If Nick Saban isn’t safe, who is? That question is bound to haunt some Alabamans otherwise inclined by ideology and partisan tribalism to regard COVID-19 as a sort of national speed bump on the road to American Greatness.
Like most Republican-governed states, particularly in the South, Alabama has lurched back and forth between a laissez-faire attitude toward pandemic precautions and hasty and half-hearted lockdown measures. The state has kept in place a mask order (in part to protect poll workers on November 3), but bars, restaurants, and beaches are open. It’s among the states with stable case statistics and occasional spikes. Politically, though, this very Trumpy state exemplifies to an extreme degree a regional tendency to exhibit skepticism about pandemic measures. The GOP’s Senate nominee in Alabama’s marquee political contest this year is former Saban rival Tommy Tuberville (the rare coach, in fact, who has a winning record against him). Tuberville has twice said publicly that he “doesn’t have a clue” about what to do about COVID-19 (in line with his usual self-presentation as an amiable good ol’ boy who isn’t troubled with a lot of deep thoughts), while expressing the abiding faith in Donald Trump that is his North Star. Even as Saban’s football team maintained its bubble, the university it represents had a huge spike in student COVID-19 cases when it reopened in August.
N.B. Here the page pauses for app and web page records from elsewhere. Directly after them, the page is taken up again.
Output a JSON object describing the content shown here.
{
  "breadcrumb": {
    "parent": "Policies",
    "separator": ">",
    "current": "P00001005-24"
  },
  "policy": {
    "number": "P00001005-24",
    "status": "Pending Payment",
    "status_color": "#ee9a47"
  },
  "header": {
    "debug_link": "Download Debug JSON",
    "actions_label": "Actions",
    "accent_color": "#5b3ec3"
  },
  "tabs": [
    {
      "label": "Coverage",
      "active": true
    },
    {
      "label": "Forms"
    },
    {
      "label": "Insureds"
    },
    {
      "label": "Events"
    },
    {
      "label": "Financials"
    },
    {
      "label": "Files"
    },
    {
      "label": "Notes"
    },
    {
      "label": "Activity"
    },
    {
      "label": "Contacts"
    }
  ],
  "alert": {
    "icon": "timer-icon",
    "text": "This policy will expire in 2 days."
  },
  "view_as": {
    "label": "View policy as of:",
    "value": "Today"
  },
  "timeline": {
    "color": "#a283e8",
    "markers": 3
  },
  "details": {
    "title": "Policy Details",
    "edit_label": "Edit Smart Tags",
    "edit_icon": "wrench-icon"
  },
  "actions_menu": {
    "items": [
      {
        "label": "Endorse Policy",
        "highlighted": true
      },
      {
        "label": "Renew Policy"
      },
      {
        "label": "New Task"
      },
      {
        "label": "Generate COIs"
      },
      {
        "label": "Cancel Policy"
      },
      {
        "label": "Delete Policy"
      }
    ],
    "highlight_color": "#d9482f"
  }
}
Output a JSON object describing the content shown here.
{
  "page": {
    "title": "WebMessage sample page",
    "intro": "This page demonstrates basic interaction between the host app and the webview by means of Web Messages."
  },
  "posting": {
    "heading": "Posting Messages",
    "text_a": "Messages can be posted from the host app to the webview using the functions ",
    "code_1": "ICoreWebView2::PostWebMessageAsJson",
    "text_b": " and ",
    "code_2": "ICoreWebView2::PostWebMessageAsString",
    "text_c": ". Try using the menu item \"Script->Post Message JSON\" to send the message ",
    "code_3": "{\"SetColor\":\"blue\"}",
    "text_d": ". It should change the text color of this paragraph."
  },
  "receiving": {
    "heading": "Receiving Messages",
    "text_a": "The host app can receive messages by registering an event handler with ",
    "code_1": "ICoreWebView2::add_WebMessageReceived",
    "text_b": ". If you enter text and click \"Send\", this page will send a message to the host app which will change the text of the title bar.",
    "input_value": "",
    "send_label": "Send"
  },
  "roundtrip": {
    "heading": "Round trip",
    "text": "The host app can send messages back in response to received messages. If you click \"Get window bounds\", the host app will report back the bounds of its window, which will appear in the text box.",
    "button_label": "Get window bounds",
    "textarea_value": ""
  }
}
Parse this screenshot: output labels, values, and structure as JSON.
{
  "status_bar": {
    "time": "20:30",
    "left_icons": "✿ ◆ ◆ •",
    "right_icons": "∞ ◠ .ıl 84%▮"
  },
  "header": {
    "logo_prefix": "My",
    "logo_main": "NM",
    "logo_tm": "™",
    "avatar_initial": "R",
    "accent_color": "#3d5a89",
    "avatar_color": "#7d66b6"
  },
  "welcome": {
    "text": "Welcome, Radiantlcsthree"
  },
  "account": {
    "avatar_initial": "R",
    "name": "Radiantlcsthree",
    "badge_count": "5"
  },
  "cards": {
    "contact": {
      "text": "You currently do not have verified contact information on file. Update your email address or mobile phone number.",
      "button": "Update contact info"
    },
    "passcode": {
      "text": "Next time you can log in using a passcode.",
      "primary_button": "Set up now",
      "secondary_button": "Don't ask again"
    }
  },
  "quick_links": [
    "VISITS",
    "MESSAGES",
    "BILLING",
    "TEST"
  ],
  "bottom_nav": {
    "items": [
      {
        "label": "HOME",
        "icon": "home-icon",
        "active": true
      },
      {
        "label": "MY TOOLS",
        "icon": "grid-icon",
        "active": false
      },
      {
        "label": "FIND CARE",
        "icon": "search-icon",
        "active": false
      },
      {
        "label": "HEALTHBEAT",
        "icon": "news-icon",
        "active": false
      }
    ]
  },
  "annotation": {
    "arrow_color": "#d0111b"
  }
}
It’s unclear at this point what Saban’s COVID-19 diagnosis will represent in terms of the SEC or college football generally, even assuming he never becomes dangerously ill (he is currently asymptomatic). So far, there’s been no outbreak among Saban’s players, and while the rules will keep him from involvement, his second-ranked team is planning to take the field Saturday against third-ranked Georgia in Tuscaloosa, with assistant Steve Sarkisian in charge. But if any more games are postponed or canceled, the whole SEC season could unravel — and, with it, the entire sport in which the SEC plays such a prominent role. Pushed by fans, players, politicians, and dollar-hungry administrators, colleges (now including former holdouts in the Big Ten and Pac-12, which are planning delayed 2020 seasons) have engaged in a big gamble by moving ahead with games that involve inherently risky behaviors. It could all still blow up on them.
As Saban has shown, there’s no foolproof Process for victory over COVID-19, and those who remain in denial about this pandemic need to hear the whistle and stop playing games with it. The SEC’s branded slogan is “It Just Means More,” a tribute to the region’s passion for college sports and, most of all, football. Maybe Coach Saban’s diagnosis will ultimately turn heads and save lives.